Tap to Read ➤

Astonishing Facts About the Grand Canyon

Priya Johnson Sep 16, 2019
The Grand Canyon is considered by many to be among the seven wonders of the world for the simple reason that it's a mesmerizing, stupendous structure. After visiting the Canyon, tourists have often been awestruck by its beauty.
Stretching all the way from Arizona to Colorado in the United States is the awesome Grand Canyon. People from all across the globe are lured by this natural wonder and statistics reveal that over 4 million people visit the Grand Canyon every year.

Your browser doesn't support HTML5 video.

If you ever happen to visit Arizona, you definitely need to check the Grand Canyon out. Let's look at some interesting facts and information, to understand this natural wonder better.

Formation of the Grand Canyon

The formation of the Grand Canyon goes all the way back to the erosive activity of the Colorado river and the action of forces like the continental drift. It so happens that the region where the Grand Canyon now stands was occupied by a series of mountain ranges. Over the course of centuries, the mountain ranges were chipped off by water and wind erosion.
Moreover, sudden climate changes in the area caused Colorado river to flow over these plains and deposit rocky layers. The river also played a major role in the formation of the gorgeous and uneven topography of the region, by contributing to the erosion process.

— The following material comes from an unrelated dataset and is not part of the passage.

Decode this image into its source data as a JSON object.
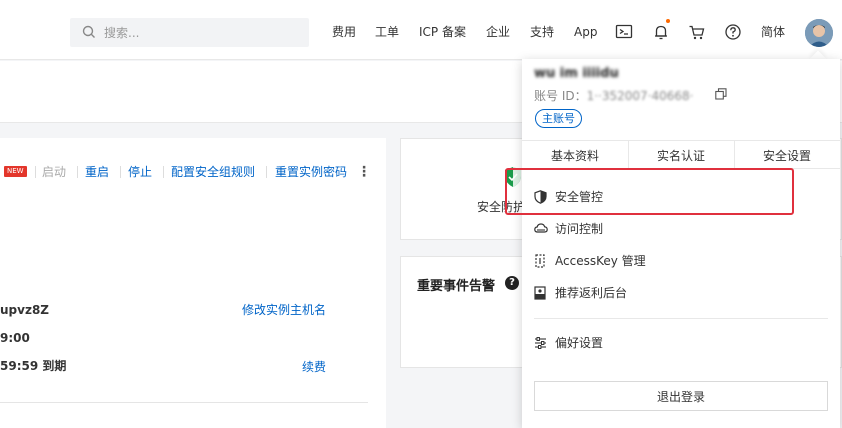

Your browser doesn't support HTML5 video.

First Visitor to the Grand Canyon

The Spanish explorers are believed to be the first European visitors to the Grand Canyon in 1540. Captain Garcia Lopez de Cardenas along with some Hopi guides and some Spanish soldiers traveled to the South Rim of the Grand Canyon.
Three members from the party descended one third of the Canyon, however, the lack of water on the journey forced them to return.
It took another 200 years for the next European to visit the Canyon. It was John Wesley Powell who consistently used and published the name, "Grand Canyon," in the 1870s. Even though these Spanish visitors were the first to visit the Canyon, let's not forget that the region was inhabited by native American Indians since 4000 years.

Topographical Information

The Grand Canyon is a part of the Grand Canyon National Park which encompasses 1,218,375 acres on the Colorado Plateau in northwestern Arizona.

Your browser doesn't support HTML5 video.

This park is the 15th oldest national park in the United States and houses the 277 miles long, up to 18 miles wide and 5000 feet deep Grand Canyon. A trip to the foot of the canyon on camels or by foot would take about 2 days. The Canyon's walls are made up of valleys, hills, cliffs, and rocks.

Grand Canyon Glass Bridge

The Grand Canyon houses the famous 'Sky Walk', which is a balcony-like extension made from an awesome see-through surface, allowing people to experience the breathtaking view of the Grand Canyon at a height of 4,000 feet. It's an experience of a lifetime!

Animals in the Canyon

The Canyon is not all about rocks, valleys, and cliffs. It is home to over 75 different species of mammals, 300 species of birds, 50 species of reptiles, 5 species of amphibians and 25 species of fish.
The Grand Canyon is a wonderful place to visit while on a vacation.

Your browser doesn't support HTML5 video.

Besides gazing at the picturesque landscape, there are scores of activities that one can do at the Canyon, including river rafting, camping, mule rides, hiking, kayaking, etc.
You can also take the 2 ½ hours trip on the historic Grand Canyon Railroad, which not only entertains you with music and Wild West shootouts, but also leave you 200 yards from the Grand Canyon's edge. Hope these facts have spurred a desire in you to visit this great wonder of the world.